A hot summer in 2018 has impacted the size of Sweden’s elk population, according to a report.

Swedish elk 'fewer and smaller' due to impact of 2018 summer
File photo: Pontus Lundahl/TT

Heat and drought during the summer of last year has resulted in weaker calves in 2019, Sveriges Radio reports.

Elk mothers weakened by the hot conditions had less than adequate strength during the winter, when foetuses develop.

READ ALSO: Is it an elk or is it a moose?

Observations during the autumn hunting season last year also showed an estimated 10 percent fewer calves, probably as a result of reduced milk production by the mothers, caused by heat and drought.

“We also expect to have fewer and smaller calves this year. There was an effect last in terms of reduced survival and this year fewer are being born, and those which are born weigh less and will probably find it harder to survive,” Fredrik Widemo, a wildlife researcher from the Swedish University of Agricultural Sciences, told the radio station.

A weakened elk population may also affect this year’s hunt.
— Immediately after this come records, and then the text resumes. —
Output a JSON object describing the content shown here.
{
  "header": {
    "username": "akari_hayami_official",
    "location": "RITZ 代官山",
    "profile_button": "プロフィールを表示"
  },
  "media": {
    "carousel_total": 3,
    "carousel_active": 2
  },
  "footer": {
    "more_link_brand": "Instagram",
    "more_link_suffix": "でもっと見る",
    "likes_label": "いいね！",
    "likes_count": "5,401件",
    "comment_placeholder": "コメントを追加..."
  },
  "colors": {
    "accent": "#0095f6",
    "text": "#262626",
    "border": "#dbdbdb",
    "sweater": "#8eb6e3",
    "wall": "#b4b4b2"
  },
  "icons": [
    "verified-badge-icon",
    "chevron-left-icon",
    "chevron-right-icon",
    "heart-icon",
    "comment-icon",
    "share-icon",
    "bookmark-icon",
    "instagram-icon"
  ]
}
Widemo said that several Swedish counties could argue that more of this year’s calves should be shot, since they have a poorer ability to reproduce and will therefore not contribute to a stronger population in future.

READ ALSO: Elk dies after leaping from balcony in Swedish city centre